Keep only the lines of the material below that contain the word "this". Copy those lines.

START Supplied data

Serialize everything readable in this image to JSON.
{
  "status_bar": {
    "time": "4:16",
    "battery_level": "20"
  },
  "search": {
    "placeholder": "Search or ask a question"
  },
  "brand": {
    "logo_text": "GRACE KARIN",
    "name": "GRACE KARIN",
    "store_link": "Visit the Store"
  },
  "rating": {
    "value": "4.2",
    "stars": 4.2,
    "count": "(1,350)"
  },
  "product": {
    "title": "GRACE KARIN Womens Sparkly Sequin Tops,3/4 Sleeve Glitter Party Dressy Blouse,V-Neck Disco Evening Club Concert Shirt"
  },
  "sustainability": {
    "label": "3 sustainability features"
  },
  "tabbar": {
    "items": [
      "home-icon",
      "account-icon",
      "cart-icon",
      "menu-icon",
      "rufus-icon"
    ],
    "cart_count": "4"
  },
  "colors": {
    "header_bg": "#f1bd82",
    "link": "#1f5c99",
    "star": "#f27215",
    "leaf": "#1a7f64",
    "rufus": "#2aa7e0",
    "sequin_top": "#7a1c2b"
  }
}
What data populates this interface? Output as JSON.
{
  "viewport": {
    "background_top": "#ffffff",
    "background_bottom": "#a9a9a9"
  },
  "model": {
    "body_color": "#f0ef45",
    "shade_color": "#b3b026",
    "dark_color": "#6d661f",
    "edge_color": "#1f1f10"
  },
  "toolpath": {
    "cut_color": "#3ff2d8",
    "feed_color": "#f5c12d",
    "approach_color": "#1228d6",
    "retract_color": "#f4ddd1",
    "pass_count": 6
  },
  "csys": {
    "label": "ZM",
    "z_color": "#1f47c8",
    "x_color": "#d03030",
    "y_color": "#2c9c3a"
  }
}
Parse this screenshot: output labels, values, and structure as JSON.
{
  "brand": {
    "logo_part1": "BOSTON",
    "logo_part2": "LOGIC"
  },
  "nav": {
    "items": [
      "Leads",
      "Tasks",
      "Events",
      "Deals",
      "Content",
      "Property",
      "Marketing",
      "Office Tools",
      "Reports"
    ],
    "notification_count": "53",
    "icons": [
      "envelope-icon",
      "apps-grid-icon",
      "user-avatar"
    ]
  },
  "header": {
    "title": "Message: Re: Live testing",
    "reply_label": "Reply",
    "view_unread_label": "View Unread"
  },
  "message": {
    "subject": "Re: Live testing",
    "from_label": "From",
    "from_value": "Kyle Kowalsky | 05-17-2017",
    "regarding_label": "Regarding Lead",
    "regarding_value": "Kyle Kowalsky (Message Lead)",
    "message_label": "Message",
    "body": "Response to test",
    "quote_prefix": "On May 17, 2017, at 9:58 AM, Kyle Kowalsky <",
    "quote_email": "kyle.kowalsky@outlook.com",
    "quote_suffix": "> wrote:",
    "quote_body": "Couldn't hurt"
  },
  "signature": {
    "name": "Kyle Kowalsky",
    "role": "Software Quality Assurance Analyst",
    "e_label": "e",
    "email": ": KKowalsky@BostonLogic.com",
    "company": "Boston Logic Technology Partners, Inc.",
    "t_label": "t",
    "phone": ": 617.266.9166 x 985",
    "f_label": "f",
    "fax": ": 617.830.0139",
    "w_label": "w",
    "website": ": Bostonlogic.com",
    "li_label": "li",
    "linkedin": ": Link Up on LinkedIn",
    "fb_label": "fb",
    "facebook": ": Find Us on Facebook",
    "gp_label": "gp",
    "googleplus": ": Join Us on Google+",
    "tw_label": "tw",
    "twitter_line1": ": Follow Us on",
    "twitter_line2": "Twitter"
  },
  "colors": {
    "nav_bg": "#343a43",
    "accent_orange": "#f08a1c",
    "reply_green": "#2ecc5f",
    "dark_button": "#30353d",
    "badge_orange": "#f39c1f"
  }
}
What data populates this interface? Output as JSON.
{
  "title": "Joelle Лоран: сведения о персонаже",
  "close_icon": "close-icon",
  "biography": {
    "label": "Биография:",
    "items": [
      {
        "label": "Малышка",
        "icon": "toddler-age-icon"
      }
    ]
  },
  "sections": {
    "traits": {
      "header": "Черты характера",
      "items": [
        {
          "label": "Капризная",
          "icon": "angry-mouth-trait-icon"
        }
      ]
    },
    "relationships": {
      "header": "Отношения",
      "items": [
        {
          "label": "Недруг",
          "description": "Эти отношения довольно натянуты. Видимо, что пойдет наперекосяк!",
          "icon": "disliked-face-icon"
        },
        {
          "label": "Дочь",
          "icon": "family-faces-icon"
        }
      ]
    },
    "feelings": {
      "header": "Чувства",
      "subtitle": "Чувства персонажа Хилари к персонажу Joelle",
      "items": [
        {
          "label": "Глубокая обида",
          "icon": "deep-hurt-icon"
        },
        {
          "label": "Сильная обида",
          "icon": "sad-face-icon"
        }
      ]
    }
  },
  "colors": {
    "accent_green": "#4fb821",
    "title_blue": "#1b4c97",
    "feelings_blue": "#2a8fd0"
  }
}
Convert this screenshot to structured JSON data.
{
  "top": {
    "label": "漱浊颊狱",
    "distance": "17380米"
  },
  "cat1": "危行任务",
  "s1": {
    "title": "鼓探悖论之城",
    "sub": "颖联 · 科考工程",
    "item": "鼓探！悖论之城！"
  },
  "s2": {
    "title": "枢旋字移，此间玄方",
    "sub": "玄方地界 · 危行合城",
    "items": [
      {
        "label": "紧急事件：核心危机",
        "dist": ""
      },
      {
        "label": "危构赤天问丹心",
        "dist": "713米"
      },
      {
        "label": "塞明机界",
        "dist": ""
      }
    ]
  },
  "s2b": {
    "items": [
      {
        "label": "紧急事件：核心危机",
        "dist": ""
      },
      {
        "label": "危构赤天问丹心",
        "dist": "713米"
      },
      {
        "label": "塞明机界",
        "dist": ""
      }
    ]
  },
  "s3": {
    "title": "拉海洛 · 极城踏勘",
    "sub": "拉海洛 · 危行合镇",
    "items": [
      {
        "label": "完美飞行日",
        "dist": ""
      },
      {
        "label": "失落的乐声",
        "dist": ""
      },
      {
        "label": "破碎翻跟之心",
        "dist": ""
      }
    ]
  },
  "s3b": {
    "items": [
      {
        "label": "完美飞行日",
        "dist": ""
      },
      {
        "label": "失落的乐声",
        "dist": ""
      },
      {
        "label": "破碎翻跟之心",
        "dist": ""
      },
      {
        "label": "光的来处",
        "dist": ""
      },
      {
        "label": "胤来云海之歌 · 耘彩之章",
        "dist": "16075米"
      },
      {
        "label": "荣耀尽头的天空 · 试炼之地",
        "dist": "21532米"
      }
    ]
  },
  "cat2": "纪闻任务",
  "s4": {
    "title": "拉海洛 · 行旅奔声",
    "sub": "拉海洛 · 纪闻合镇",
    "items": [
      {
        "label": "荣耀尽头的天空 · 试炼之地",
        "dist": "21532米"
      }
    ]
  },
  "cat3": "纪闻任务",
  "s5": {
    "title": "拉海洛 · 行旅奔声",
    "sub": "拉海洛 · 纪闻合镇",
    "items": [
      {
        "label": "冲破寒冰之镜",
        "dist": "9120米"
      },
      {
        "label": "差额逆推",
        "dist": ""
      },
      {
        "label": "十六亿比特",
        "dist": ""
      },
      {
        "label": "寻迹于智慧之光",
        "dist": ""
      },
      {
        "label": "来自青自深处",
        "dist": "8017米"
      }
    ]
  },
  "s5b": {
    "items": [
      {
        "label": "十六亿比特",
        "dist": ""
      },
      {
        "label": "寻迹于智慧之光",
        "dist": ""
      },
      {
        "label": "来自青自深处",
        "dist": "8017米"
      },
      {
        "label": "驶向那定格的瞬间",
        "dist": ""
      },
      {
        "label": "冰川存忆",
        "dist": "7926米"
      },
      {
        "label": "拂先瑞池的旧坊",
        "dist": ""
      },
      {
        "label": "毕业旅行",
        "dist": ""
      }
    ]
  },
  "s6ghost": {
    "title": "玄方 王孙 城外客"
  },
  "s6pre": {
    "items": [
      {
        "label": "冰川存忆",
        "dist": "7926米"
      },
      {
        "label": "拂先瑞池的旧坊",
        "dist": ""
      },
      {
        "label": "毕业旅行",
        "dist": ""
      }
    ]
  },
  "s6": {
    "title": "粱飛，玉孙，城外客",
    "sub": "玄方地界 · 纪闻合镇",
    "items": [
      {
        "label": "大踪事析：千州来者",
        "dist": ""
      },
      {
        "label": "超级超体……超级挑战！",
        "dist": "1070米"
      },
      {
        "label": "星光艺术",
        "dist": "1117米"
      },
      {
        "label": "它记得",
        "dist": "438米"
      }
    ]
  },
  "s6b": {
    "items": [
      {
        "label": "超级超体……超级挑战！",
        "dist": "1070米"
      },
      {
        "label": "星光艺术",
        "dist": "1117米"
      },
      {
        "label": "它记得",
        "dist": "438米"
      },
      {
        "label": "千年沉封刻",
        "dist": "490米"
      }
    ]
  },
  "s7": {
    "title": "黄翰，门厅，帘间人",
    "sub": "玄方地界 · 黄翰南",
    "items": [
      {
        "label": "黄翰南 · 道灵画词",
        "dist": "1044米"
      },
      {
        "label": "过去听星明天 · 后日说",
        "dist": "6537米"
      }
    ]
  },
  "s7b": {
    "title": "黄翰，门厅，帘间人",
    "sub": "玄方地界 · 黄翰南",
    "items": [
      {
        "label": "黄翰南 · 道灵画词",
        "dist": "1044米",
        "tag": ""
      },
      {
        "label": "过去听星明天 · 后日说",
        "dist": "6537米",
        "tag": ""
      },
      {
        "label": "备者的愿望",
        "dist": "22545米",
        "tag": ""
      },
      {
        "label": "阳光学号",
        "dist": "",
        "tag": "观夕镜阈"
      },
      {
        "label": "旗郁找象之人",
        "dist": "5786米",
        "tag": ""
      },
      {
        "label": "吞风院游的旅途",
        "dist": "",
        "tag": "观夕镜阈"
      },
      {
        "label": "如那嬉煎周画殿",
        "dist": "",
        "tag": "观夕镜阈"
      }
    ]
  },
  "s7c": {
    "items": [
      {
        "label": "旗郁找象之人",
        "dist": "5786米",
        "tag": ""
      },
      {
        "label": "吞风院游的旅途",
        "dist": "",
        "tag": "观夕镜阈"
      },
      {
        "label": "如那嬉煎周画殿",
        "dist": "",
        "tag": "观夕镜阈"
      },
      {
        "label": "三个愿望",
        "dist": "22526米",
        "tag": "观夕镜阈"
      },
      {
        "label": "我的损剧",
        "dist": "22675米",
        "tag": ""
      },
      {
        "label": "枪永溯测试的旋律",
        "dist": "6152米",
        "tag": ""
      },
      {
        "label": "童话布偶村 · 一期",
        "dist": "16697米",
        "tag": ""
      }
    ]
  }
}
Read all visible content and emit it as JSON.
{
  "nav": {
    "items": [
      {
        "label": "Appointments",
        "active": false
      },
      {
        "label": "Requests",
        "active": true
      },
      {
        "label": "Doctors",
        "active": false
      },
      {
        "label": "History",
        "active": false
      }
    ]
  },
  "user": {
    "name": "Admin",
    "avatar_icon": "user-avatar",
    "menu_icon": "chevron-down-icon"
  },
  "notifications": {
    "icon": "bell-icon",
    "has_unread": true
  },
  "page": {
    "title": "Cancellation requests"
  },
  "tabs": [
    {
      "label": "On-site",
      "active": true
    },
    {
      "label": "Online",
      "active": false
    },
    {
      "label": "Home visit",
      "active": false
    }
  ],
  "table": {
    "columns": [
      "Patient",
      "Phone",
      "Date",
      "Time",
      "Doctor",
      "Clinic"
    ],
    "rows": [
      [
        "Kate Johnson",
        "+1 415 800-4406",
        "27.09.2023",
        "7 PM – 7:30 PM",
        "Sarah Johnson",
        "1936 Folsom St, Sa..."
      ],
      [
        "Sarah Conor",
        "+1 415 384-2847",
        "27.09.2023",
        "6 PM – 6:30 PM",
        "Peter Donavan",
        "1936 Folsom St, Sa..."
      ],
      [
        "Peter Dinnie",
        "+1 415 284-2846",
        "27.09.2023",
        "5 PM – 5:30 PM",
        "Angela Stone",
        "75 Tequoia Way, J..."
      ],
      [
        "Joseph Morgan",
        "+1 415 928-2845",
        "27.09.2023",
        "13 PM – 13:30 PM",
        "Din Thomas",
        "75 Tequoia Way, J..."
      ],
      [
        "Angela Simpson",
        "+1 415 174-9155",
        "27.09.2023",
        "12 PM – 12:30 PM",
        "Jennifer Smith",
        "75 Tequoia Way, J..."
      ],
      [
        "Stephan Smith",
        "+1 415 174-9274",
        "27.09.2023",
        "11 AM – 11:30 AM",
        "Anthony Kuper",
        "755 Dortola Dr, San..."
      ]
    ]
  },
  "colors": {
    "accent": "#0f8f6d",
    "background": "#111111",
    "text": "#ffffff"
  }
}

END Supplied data

• **Written answer**:
Serialize everything readable in this image to JSON.
What data populates this interface? Output as JSON.
Parse this screenshot: output labels, values, and structure as JSON.
What data populates this interface? Output as JSON.
Convert this screenshot to structured JSON data.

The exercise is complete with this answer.